Web page and app entries

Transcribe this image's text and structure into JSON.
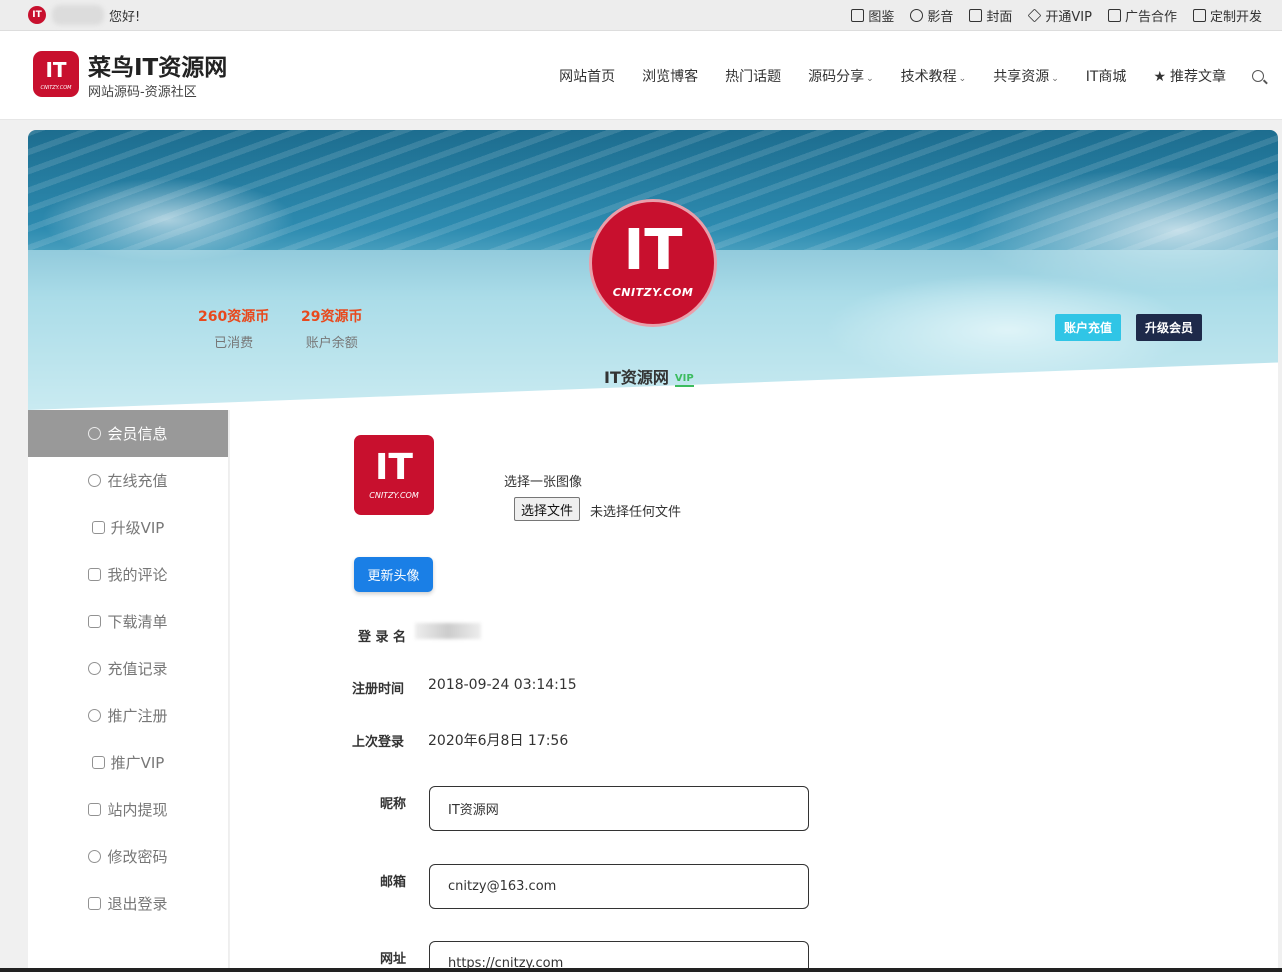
{
  "topbar": {
    "greeting": "您好!",
    "links": [
      "图鉴",
      "影音",
      "封面",
      "开通VIP",
      "广告合作",
      "定制开发"
    ]
  },
  "header": {
    "logo_text": "IT",
    "logo_domain": "CNITZY.COM",
    "title": "菜鸟IT资源网",
    "subtitle": "网站源码-资源社区",
    "nav": [
      {
        "label": "网站首页",
        "dropdown": false
      },
      {
        "label": "浏览博客",
        "dropdown": false
      },
      {
        "label": "热门话题",
        "dropdown": false
      },
      {
        "label": "源码分享",
        "dropdown": true
      },
      {
        "label": "技术教程",
        "dropdown": true
      },
      {
        "label": "共享资源",
        "dropdown": true
      },
      {
        "label": "IT商城",
        "dropdown": false
      },
      {
        "label": "推荐文章",
        "dropdown": false
      }
    ]
  },
  "profile": {
    "avatar_text": "IT",
    "avatar_domain": "CNITZY.COM",
    "spent_value": "260资源币",
    "spent_label": "已消费",
    "balance_value": "29资源币",
    "balance_label": "账户余额",
    "name": "IT资源网",
    "vip_badge": "VIP",
    "recharge_button": "账户充值",
    "upgrade_button": "升级会员"
  },
  "sidebar": {
    "items": [
      {
        "label": "会员信息",
        "active": true
      },
      {
        "label": "在线充值",
        "active": false
      },
      {
        "label": "升级VIP",
        "active": false
      },
      {
        "label": "我的评论",
        "active": false
      },
      {
        "label": "下载清单",
        "active": false
      },
      {
        "label": "充值记录",
        "active": false
      },
      {
        "label": "推广注册",
        "active": false
      },
      {
        "label": "推广VIP",
        "active": false
      },
      {
        "label": "站内提现",
        "active": false
      },
      {
        "label": "修改密码",
        "active": false
      },
      {
        "label": "退出登录",
        "active": false
      }
    ]
  },
  "form": {
    "choose_image_label": "选择一张图像",
    "file_button": "选择文件",
    "file_status": "未选择任何文件",
    "update_avatar_button": "更新头像",
    "login_name_label": "登 录 名",
    "register_time_label": "注册时间",
    "register_time_value": "2018-09-24 03:14:15",
    "last_login_label": "上次登录",
    "last_login_value": "2020年6月8日 17:56",
    "nickname_label": "昵称",
    "nickname_value": "IT资源网",
    "email_label": "邮箱",
    "email_value": "cnitzy@163.com",
    "website_label": "网址",
    "website_value": "https://cnitzy.com"
  },
  "colors": {
    "brand_red": "#c8102e",
    "accent_orange": "#e8491d",
    "recharge_cyan": "#30c5e6",
    "upgrade_navy": "#1e2a4a",
    "update_blue": "#1a7fe6",
    "vip_green": "#3cbc5f"
  }
}
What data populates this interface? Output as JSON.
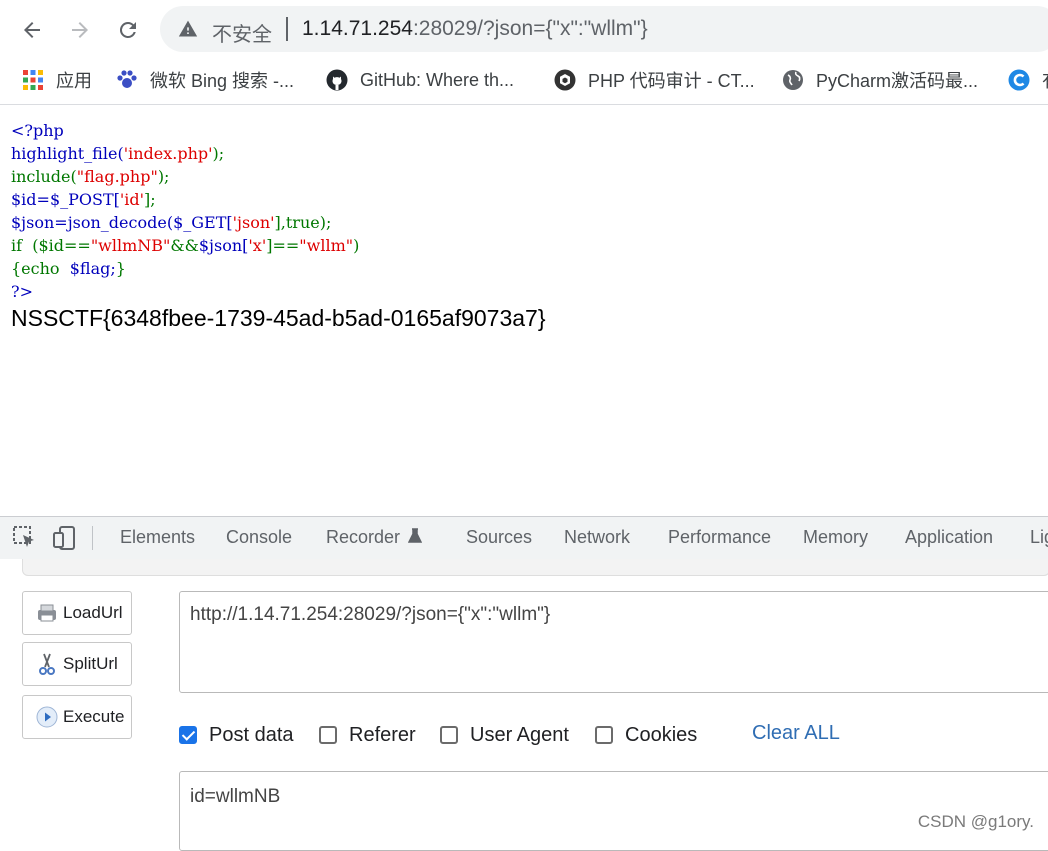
{
  "browser": {
    "insecure_label": "不安全",
    "url_host": "1.14.71.254",
    "url_rest": ":28029/?json={\"x\":\"wllm\"}"
  },
  "bookmarks": [
    {
      "label": "应用",
      "icon": "apps-grid-icon"
    },
    {
      "label": "微软 Bing 搜索 -...",
      "icon": "bing-paw-icon"
    },
    {
      "label": "GitHub: Where th...",
      "icon": "github-icon"
    },
    {
      "label": "PHP 代码审计 - CT...",
      "icon": "php-audit-icon"
    },
    {
      "label": "PyCharm激活码最...",
      "icon": "globe-icon"
    },
    {
      "label": "有",
      "icon": "c-logo-icon"
    }
  ],
  "page": {
    "code": {
      "line1": "<?php",
      "line2": [
        "highlight_file(",
        "'index.php'",
        ");"
      ],
      "line3": [
        "include(",
        "\"flag.php\"",
        ");"
      ],
      "line4": [
        "$id=$_POST[",
        "'id'",
        "];"
      ],
      "line5": [
        "$json=json_decode($_GET[",
        "'json'",
        "],true);"
      ],
      "line6": [
        "if  ($id==",
        "\"wllmNB\"",
        "&&",
        "$json[",
        "'x'",
        "]==",
        "\"wllm\"",
        ")"
      ],
      "line7": [
        "{echo  ",
        "$flag;",
        "}"
      ],
      "line8": "?>"
    },
    "flag": "NSSCTF{6348fbee-1739-45ad-b5ad-0165af9073a7}"
  },
  "devtools": {
    "tabs": [
      "Elements",
      "Console",
      "Recorder",
      "Sources",
      "Network",
      "Performance",
      "Memory",
      "Application",
      "Lig"
    ]
  },
  "hackbar": {
    "load_url": "LoadUrl",
    "split_url": "SplitUrl",
    "execute": "Execute",
    "url_value": "http://1.14.71.254:28029/?json={\"x\":\"wllm\"}",
    "options": {
      "post_data": {
        "label": "Post data",
        "checked": true
      },
      "referer": {
        "label": "Referer",
        "checked": false
      },
      "user_agent": {
        "label": "User Agent",
        "checked": false
      },
      "cookies": {
        "label": "Cookies",
        "checked": false
      }
    },
    "clear_all": "Clear ALL",
    "post_value": "id=wllmNB"
  },
  "watermark": "CSDN @g1ory.",
  "colors": {
    "code_default": "#0000BB",
    "code_string": "#DD0000",
    "code_keyword": "#007700",
    "link_blue": "#2f6db3",
    "checkbox_blue": "#1a73e8"
  }
}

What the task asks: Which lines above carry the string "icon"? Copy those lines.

Solution to the problem:
      "icon": "apps-grid-icon"
      "icon": "bing-paw-icon"
      "icon": "github-icon"
      "icon": "php-audit-icon"
      "icon": "globe-icon"
      "icon": "c-logo-icon"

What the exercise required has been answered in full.